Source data
------------------------------------------------------------

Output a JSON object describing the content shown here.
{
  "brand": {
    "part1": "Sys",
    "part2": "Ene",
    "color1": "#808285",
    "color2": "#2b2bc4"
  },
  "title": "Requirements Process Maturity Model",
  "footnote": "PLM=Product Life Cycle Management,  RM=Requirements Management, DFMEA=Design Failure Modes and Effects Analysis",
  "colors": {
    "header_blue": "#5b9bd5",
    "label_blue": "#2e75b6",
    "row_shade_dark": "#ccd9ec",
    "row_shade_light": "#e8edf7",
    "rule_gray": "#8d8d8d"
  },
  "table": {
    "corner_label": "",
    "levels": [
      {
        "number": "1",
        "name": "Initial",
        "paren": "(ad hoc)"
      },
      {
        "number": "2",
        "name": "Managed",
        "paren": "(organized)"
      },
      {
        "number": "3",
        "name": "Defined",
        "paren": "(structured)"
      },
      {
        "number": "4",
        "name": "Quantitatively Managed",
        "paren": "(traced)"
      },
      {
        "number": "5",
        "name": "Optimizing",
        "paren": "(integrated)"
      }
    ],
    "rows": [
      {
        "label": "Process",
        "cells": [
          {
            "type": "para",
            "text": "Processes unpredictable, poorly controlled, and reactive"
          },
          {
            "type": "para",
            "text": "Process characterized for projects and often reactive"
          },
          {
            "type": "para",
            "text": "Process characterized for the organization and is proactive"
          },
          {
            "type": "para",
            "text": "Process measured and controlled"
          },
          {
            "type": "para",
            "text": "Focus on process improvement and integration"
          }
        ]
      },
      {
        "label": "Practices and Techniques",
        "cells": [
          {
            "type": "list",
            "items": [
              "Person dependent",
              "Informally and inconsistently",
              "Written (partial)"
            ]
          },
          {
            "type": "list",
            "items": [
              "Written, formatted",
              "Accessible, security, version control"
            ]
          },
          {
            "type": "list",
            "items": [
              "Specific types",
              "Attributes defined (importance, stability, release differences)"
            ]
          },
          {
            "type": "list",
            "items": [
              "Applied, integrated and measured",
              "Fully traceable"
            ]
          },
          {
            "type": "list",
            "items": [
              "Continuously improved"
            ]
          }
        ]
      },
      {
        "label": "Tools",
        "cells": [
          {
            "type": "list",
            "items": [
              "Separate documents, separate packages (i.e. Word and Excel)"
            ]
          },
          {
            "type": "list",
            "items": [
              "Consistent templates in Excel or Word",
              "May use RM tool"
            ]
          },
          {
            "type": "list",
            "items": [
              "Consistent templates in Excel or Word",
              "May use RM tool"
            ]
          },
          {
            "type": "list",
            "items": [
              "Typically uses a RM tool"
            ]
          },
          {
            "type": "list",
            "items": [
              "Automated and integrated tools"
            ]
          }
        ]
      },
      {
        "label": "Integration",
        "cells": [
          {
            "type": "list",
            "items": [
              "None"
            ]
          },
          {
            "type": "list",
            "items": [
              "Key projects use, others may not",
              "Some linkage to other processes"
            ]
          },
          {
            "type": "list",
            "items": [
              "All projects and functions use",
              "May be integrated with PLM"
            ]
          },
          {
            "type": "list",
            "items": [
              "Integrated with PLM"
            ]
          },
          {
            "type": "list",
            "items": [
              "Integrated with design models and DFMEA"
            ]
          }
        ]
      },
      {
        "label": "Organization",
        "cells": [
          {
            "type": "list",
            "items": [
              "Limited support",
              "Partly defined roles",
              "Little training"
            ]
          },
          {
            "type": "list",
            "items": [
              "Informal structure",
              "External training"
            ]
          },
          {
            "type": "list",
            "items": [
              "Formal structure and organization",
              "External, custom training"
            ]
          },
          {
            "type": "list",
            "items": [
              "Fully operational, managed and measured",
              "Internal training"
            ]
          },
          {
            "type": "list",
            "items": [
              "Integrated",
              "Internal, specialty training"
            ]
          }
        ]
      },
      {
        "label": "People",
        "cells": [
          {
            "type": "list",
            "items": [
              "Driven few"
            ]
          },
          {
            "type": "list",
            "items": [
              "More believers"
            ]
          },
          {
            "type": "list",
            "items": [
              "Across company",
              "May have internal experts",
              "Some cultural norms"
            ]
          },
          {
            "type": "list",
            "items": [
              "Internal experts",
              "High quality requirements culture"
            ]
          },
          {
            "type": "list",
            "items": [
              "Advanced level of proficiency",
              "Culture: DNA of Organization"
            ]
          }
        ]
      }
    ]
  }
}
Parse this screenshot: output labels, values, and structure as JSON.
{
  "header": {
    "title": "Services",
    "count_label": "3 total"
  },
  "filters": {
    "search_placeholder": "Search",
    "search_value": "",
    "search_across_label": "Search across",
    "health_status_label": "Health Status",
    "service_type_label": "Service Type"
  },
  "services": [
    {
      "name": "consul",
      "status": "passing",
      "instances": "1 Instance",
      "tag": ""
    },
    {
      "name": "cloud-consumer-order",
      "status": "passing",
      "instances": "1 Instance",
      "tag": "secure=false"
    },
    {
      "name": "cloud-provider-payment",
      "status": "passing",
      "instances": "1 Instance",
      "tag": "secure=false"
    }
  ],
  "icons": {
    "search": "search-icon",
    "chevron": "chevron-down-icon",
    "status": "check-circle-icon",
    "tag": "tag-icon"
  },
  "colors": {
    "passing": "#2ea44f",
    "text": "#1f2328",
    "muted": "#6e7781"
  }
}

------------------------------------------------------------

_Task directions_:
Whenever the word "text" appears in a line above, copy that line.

_Exercise response_:
            "text": "Processes unpredictable, poorly controlled, and reactive"
            "text": "Process characterized for projects and often reactive"
            "text": "Process characterized for the organization and is proactive"
            "text": "Process measured and controlled"
            "text": "Focus on process improvement and integration"
    "text": "#1f2328",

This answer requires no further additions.